“I really don’t see this link between the on-demand economy and any impact on 30-minute city planning but see it rather as another layer of commerce that will have to find its own way.”
Chris Chisman-Duffy of Tom Tom Telematics ANZ, says traffic congestion solutions will play a role in 30-minute city planning by connecting vehicles and road infrastructure via the internet of things (IoT).
“Regulation and, more importantly, smart infrastructure investment will help to ease the [congestion] problem,” Chisman-Duffy says.
City traffic light systems, for example, could be “vastly improved” through car-to-infrastructure communication, he says.
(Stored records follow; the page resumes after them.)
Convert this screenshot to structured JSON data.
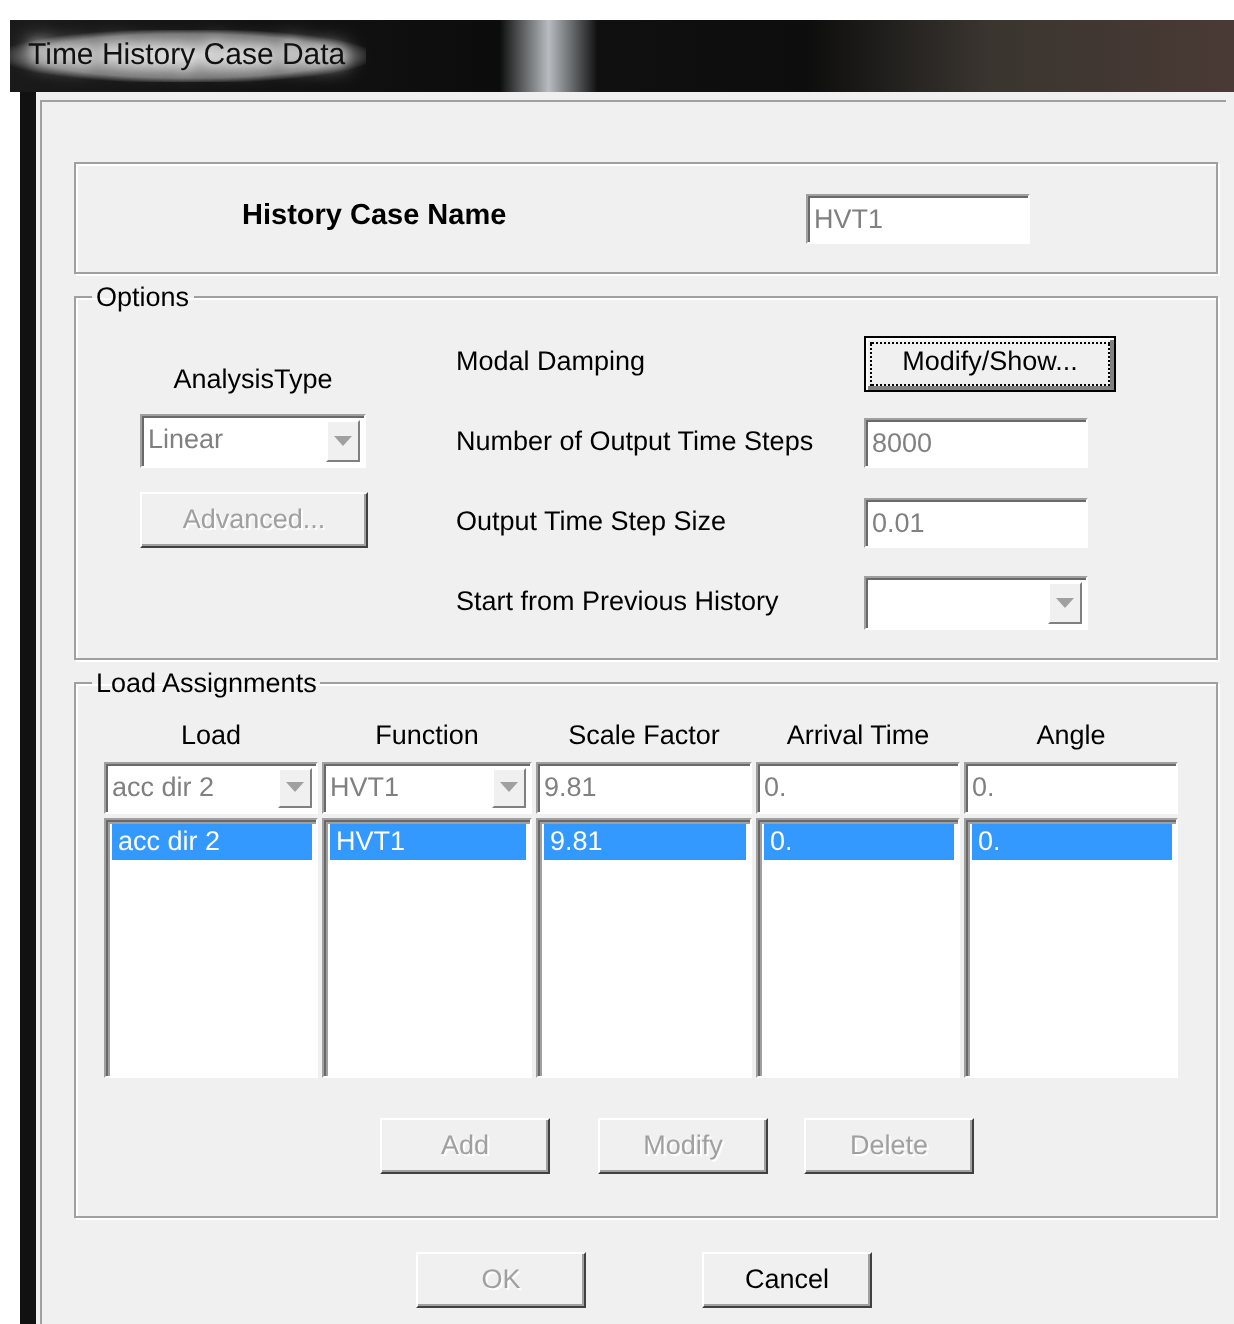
{
  "window": {
    "title": "Time History Case Data"
  },
  "history_case_name": {
    "label": "History Case Name",
    "value": "HVT1"
  },
  "options": {
    "legend": "Options",
    "analysis_type": {
      "label": "AnalysisType",
      "value": "Linear"
    },
    "advanced_button": {
      "label": "Advanced...",
      "disabled": true
    },
    "rows": [
      {
        "kind": "button",
        "label": "Modal Damping",
        "button": "Modify/Show...",
        "focused": true
      },
      {
        "kind": "field",
        "label": "Number of Output Time Steps",
        "value": "8000"
      },
      {
        "kind": "field",
        "label": "Output Time Step Size",
        "value": "0.01"
      },
      {
        "kind": "combo",
        "label": "Start from Previous History"
      }
    ]
  },
  "load_assignments": {
    "legend": "Load Assignments",
    "columns": [
      {
        "header": "Load",
        "input": {
          "kind": "combo",
          "value": "acc dir 2"
        }
      },
      {
        "header": "Function",
        "input": {
          "kind": "combo",
          "value": "HVT1"
        }
      },
      {
        "header": "Scale Factor",
        "input": {
          "kind": "field",
          "value": "9.81"
        }
      },
      {
        "header": "Arrival Time",
        "input": {
          "kind": "field",
          "value": "0."
        }
      },
      {
        "header": "Angle",
        "input": {
          "kind": "field",
          "value": "0."
        }
      }
    ],
    "rows": [
      {
        "cells": [
          "acc dir 2",
          "HVT1",
          "9.81",
          "0.",
          "0."
        ],
        "selected": true
      }
    ],
    "buttons": [
      {
        "label": "Add",
        "disabled": true
      },
      {
        "label": "Modify",
        "disabled": true
      },
      {
        "label": "Delete",
        "disabled": true
      }
    ]
  },
  "dialog_buttons": [
    {
      "label": "OK",
      "disabled": true
    },
    {
      "label": "Cancel",
      "disabled": false
    }
  ]
}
Connected vehicles could communicate with traffic lights, to let lights know when to change, and reduce stops.
According to Australian Retailers Association executive director Russell Zimmerman, ideas touted by traders include “some trialling of night deliveries” and lock boxes allowing deliveries to be made and collected after hours via secure boxes on site in CBDs.
Australia Post recently announced it may test after hours package deliveries to residences between 5pm and 7pm.
“We are going to see more and more of these deliveries happening at all hours of day and night, and it is going to start choking our cities so it is important that governments, both local and state, really look at this issue and work with us to find solutions,” Zimmerman said.
Go People links goods with courier drivers and CEO Wayne Wang says while inner-city delivery drivers “are nothing new”, he acknowledges that “we need to be careful the influx of modern on-demand services doesn’t make the situation worse, particularly if they result in sporadic requests across the city”.
Like Chisman-Duffy, he points to routing technology with the potential to ease congestion by reducing reliance on inner-city depots, helping remove trucks from roads.
“The algorithms powering Go People’s delivery drivers analyse the complete network of seemingly independent jobs across the city and then group together multiple deliveries, which enables our drivers to efficiently complete the most jobs possible along a single journey,” Wang said.
“We see competition continuing to spur advances in efficiency, for instance, more jobs could be completed outside of business or peak hours, only helping improve urban traffic flow and assist in making the 30-minute city dream a reality.”
Chief executive of Foodora Australia, Toon Gyssels says his business dispatched “thousands of orders” daily across inner Melbourne, Sydney and Brisbane and his biggest concern was “the safety of our partner riders as more awareness is needed about cycling and cycling safety”.
Cyclists, both private and deliverers, are at risk because of increased traffic in CBDs, Gyssels stresses.
Drones are another option that could help meet demand while keeping traffic under control.
Melbourne business Flirtey recently trialled drone deliveries in New Zealand for Dominos deliveries and in the US for convenience store franchise 7-Eleven.
Its autonomously driven drones made two deliveries to a customer’s backyard using GPS navigation.
James Eling of Marketing4Restaurants sees the on-demand delivery industry, especially food, maturing in two phases.
“There will be an increase in bike riders in the short term in the inner city, our research with Uber drivers this year suggests their drivers, as with Deliveroo and Foodora, are relying on bikes and scooters because parking for vehicle drivers is too problematic,” Eling says.
“And the two-plus year drive will be around drone deliverability.
“Drones will replace vehicles and drivers as the main source of delivery for takeaway restaurants and it will happen quite quickly.”